[Records for this exercise]

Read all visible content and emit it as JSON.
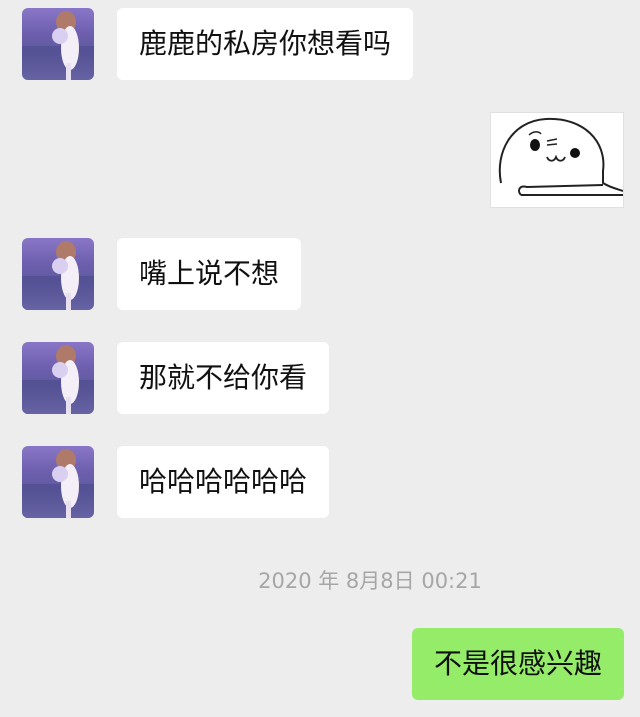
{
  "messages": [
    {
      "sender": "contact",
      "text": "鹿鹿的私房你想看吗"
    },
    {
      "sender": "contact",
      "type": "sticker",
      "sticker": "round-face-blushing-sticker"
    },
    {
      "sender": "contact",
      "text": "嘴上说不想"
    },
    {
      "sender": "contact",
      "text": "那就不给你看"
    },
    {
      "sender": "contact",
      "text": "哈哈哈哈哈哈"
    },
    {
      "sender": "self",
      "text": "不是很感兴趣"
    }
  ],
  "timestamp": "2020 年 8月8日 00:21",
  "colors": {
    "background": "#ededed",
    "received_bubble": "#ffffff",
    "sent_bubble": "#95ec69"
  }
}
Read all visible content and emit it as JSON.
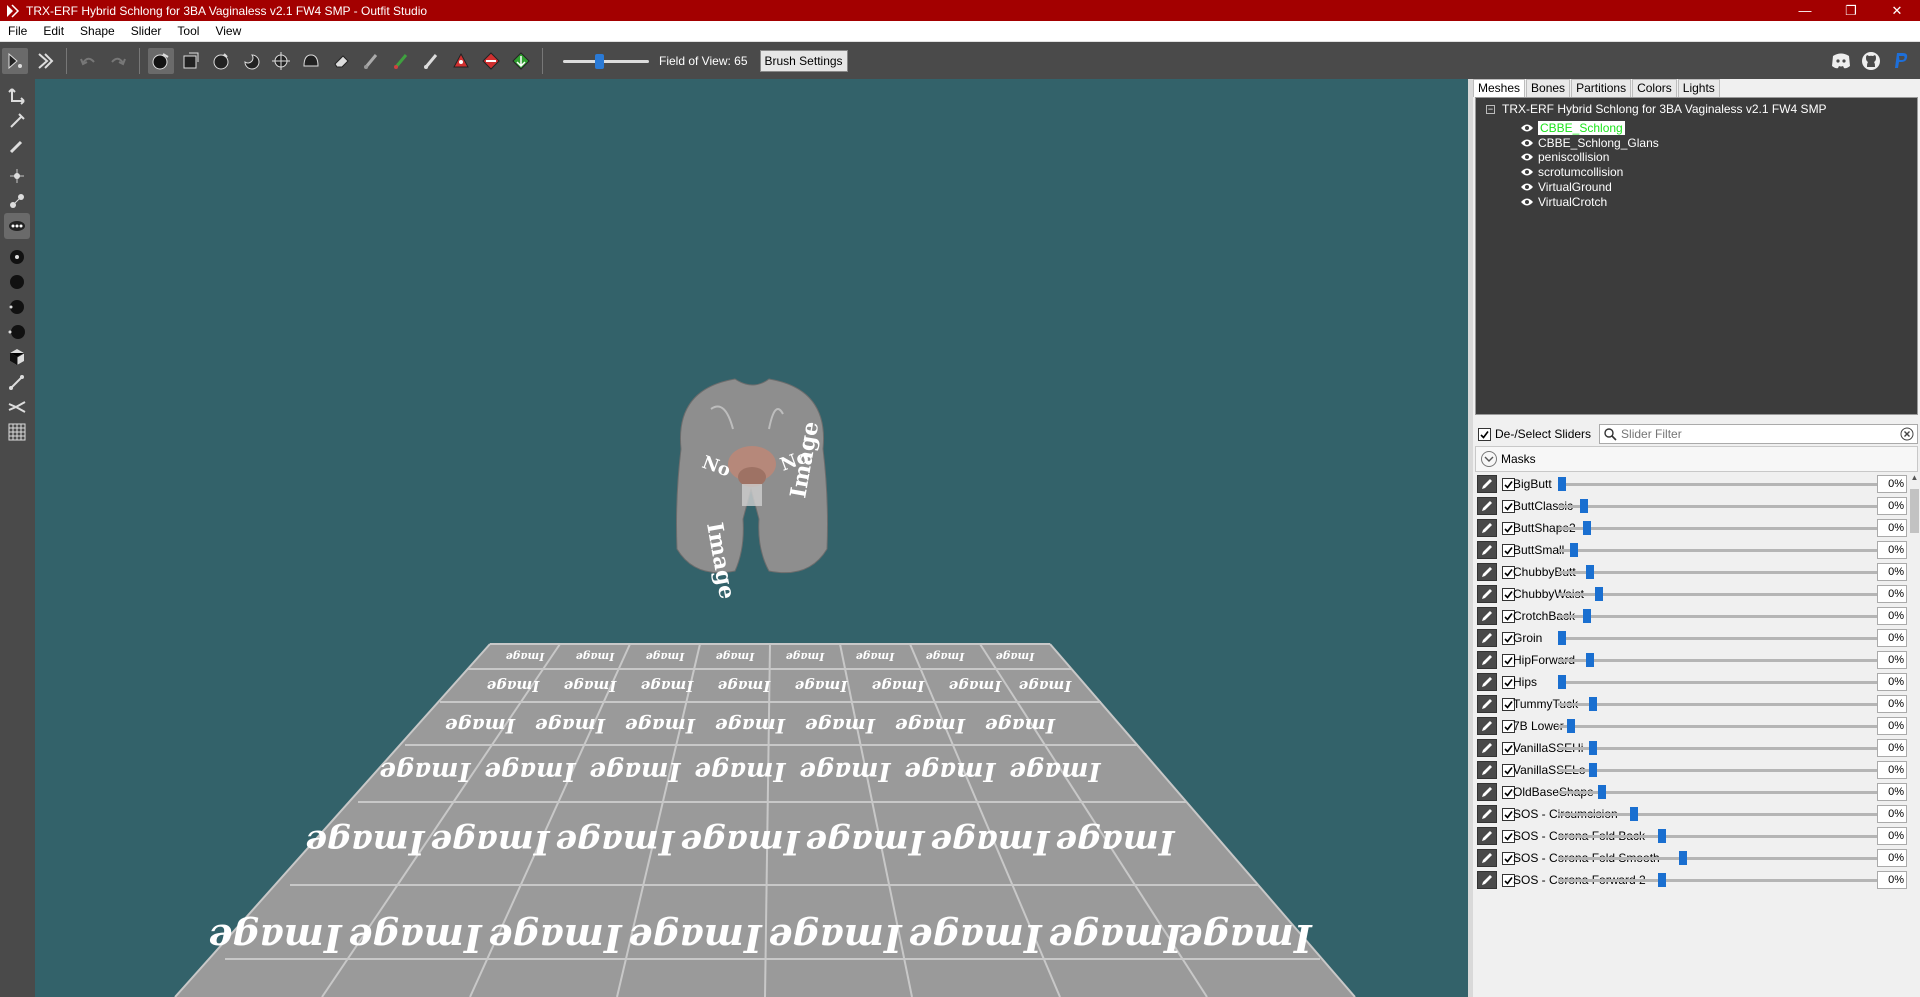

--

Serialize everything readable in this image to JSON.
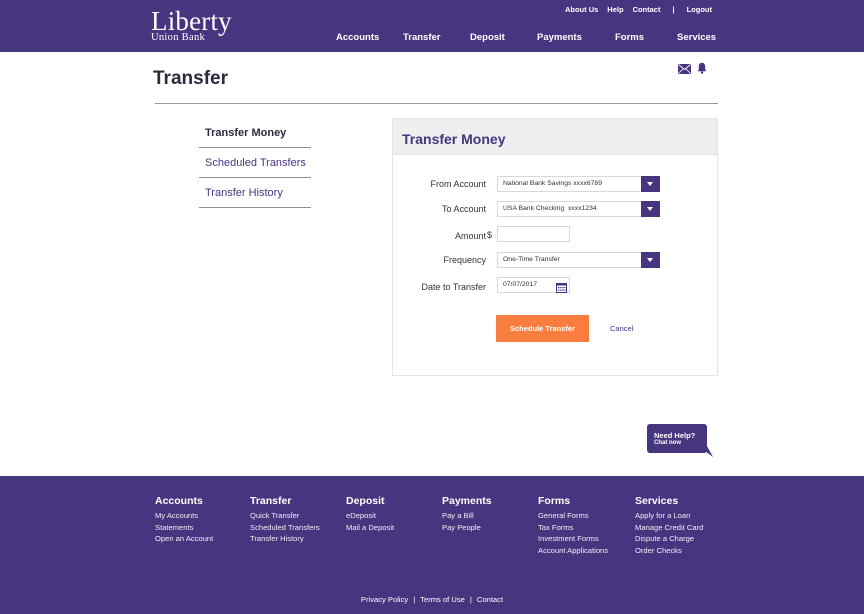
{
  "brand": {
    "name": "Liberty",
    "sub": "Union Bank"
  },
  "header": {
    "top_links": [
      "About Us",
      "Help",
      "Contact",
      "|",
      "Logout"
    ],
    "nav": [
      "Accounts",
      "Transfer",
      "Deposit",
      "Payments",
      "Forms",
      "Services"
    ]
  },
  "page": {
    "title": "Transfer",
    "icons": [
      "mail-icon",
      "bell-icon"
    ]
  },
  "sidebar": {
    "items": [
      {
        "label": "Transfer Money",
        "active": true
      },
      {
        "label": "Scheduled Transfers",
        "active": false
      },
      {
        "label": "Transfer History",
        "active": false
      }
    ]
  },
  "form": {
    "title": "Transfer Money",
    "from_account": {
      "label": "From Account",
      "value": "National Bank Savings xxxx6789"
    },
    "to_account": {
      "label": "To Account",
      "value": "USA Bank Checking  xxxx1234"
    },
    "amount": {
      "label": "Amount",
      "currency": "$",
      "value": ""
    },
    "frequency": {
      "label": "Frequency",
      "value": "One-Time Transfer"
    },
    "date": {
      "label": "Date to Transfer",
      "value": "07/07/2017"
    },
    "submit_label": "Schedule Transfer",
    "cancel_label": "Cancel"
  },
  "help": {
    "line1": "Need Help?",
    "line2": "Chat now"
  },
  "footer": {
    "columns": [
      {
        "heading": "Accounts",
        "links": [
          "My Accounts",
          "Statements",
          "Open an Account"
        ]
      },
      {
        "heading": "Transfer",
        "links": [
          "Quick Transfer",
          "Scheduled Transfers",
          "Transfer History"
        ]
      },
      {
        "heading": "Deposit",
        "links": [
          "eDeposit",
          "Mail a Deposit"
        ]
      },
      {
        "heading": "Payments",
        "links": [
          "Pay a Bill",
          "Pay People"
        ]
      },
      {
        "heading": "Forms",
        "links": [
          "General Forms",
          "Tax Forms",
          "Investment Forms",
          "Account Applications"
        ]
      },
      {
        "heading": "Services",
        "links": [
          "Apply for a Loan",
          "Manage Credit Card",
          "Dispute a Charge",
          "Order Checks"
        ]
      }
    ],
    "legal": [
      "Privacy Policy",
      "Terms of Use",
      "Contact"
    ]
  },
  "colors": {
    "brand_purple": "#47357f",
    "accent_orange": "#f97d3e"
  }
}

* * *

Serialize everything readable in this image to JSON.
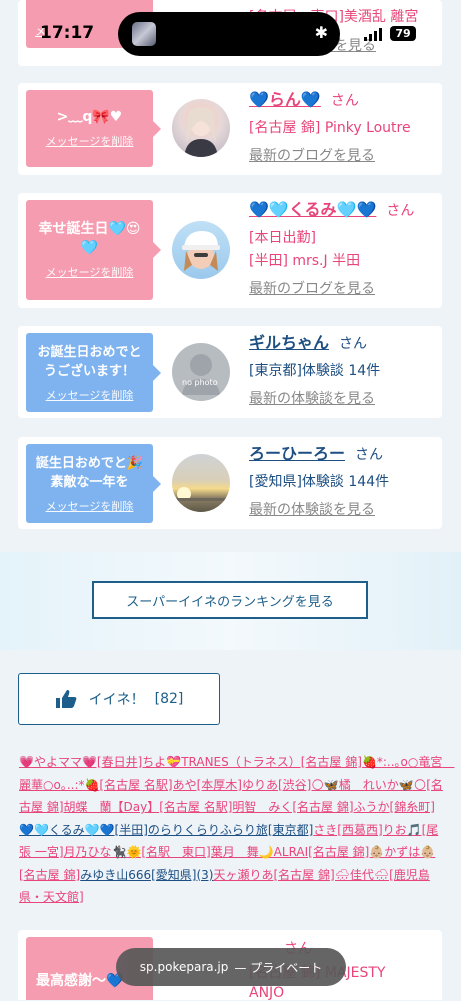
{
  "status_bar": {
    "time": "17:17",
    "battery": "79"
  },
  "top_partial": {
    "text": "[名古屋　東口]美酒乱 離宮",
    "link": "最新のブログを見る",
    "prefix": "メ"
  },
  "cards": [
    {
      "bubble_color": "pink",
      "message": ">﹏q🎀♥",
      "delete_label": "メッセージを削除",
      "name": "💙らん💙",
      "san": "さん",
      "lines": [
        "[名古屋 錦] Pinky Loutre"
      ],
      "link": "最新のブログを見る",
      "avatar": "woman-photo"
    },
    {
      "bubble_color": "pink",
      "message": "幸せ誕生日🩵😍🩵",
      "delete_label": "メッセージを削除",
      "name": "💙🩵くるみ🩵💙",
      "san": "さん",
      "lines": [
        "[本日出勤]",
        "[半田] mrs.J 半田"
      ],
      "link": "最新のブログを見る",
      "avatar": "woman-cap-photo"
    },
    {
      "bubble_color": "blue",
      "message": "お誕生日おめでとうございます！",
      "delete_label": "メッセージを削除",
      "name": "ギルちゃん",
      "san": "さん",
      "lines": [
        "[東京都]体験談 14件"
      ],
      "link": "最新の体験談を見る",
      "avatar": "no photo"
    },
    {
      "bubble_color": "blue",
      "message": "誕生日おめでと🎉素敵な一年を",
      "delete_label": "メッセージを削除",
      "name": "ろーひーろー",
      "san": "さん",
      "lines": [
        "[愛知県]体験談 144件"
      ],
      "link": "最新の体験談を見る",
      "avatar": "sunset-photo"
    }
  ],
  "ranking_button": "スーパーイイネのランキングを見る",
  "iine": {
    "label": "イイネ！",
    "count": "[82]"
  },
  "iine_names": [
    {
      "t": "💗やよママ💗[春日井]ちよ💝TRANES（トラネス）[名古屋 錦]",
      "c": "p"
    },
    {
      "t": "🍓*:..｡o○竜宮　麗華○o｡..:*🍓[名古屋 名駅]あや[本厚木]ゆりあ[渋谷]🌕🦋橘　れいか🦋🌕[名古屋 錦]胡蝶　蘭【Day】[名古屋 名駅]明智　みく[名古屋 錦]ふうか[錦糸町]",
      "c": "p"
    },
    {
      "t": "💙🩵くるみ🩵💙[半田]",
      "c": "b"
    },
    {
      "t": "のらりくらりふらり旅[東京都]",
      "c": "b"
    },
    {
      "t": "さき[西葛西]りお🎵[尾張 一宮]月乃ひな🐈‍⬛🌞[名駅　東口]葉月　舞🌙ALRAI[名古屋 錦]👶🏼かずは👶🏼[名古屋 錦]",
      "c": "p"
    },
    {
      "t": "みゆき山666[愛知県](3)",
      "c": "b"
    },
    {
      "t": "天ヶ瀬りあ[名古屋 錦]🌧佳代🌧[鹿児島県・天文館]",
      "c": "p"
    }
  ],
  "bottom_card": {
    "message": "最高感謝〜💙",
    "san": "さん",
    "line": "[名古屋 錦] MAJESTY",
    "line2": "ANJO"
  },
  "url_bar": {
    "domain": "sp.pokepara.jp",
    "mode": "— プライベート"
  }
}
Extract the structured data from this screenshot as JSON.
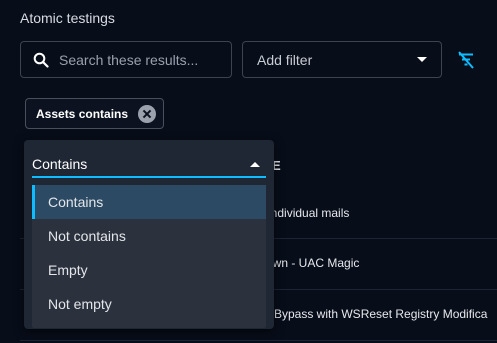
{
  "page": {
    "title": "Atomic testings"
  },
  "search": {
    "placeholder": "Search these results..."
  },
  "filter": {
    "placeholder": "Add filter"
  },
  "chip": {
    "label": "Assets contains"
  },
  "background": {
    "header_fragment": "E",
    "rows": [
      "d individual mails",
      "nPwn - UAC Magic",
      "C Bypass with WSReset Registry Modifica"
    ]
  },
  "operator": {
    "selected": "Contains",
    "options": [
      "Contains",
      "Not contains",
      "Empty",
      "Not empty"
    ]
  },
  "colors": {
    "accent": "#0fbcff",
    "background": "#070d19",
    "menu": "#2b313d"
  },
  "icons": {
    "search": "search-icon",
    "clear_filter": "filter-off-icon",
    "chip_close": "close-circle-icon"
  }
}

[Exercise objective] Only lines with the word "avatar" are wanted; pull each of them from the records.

[Exercise answer]
      "avatar": "woman-photo"
      "avatar": "woman-cap-photo"
      "avatar": "no photo"
      "avatar": "sunset-photo"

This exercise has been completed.